Kant's moral philosophy is also based on the idea of autonomy. He holdsthat there is a single fundamental principle of morality, on which allspecific moral duties are based. He calls this moral law (as it ismanifested to us) the categorical imperative (see ). The moral law is a product of reason, for Kant, whilethe basic laws of nature are products of our understanding. There areimportant differences between the senses in which we are autonomous inconstructing our experience and in morality. For example, Kant regardsunderstanding and reason as different cognitive faculties, although hesometimes uses “reason” in a wide sense to cover both. The categoriesand therefore the laws of nature are dependent on our specificallyhuman forms of intuition, while reason is not. The moral law does notdepend on any qualities that are peculiar to human nature but only onthe nature of reason as such, although its manifestation to us as acategorical imperative (as a law of duty) reflects the fact that thehuman will is not necessarily determined by pure reason but is alsoinfluenced by other incentives rooted in our needs and inclinations;and our specific duties deriving from the categorical imperative doreflect human nature and the contingencies of human life. Despite thesedifferences, however, Kant holds that we give the moral law toourselves, just as we also give the general laws of nature toourselves, though in a different sense. Moreover, we each necessarily give the samemoral law to ourselves, just as we each construct our experience inaccordance with the same categories. To summarize:
Third and finally, Kant's denial that things in themselves are spatialor temporal has struck many of his readers as incoherent. The role ofthings in themselves, on the two-object interpretation, is to affectour senses and thereby to provide the sensory data from which ourcognitive faculties construct appearances within the framework of our apriori intuitions of space and time and a priori concepts such ascausality. But if there is no space, time, change, or causation in therealm of things in themselves, then how can things in themselves affectus? Transcendental affection seems to involve a causal relation betweenthings in themselves and our sensibility.
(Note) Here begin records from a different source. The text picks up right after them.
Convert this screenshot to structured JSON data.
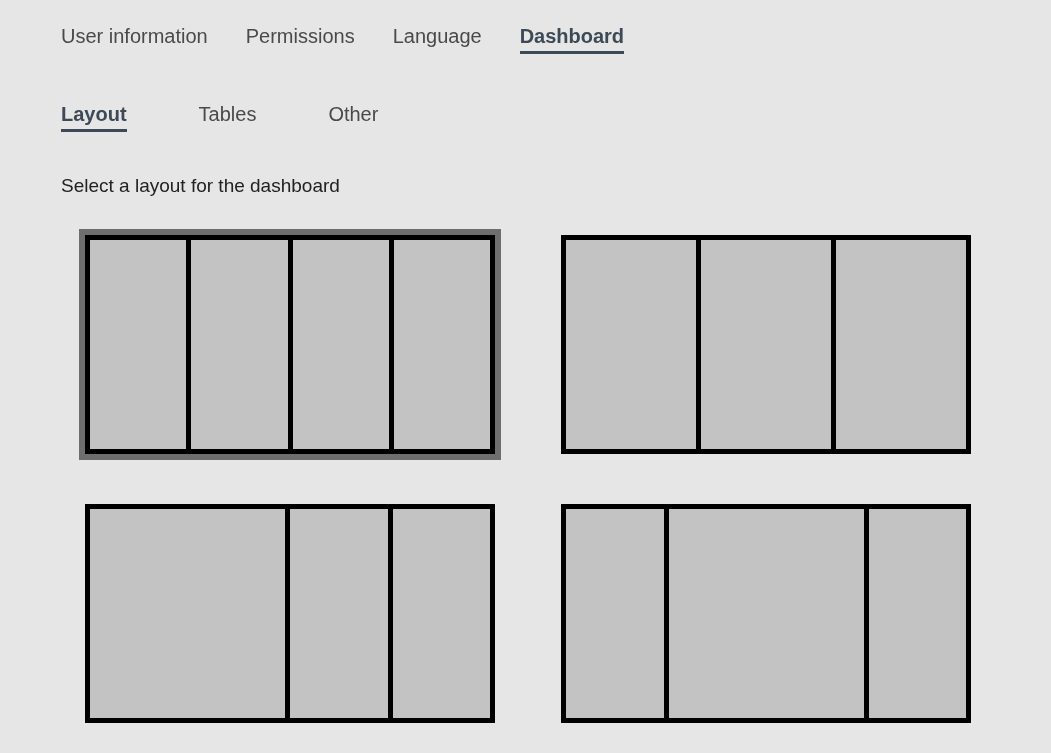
{
  "tabs": [
    {
      "label": "User information",
      "selected": false
    },
    {
      "label": "Permissions",
      "selected": false
    },
    {
      "label": "Language",
      "selected": false
    },
    {
      "label": "Dashboard",
      "selected": true
    }
  ],
  "subtabs": [
    {
      "label": "Layout",
      "selected": true
    },
    {
      "label": "Tables",
      "selected": false
    },
    {
      "label": "Other",
      "selected": false
    }
  ],
  "prompt": "Select a layout for the dashboard",
  "layouts": [
    {
      "kind": "four-equal",
      "selected": true
    },
    {
      "kind": "three-equal",
      "selected": false
    },
    {
      "kind": "wide-left",
      "selected": false
    },
    {
      "kind": "wide-center",
      "selected": false
    }
  ]
}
If this is simply the way weunavoidably think about transcendental affection, because we can givepositive content to this thought only by employing the concept of acause, while it is nevertheless strictly false that things inthemselves affect us causally, then it seems not only that we areignorant of how things in themselves really affect us. It seems,rather, to be incoherent that things in themselves could affect us atall if they are not in space or time.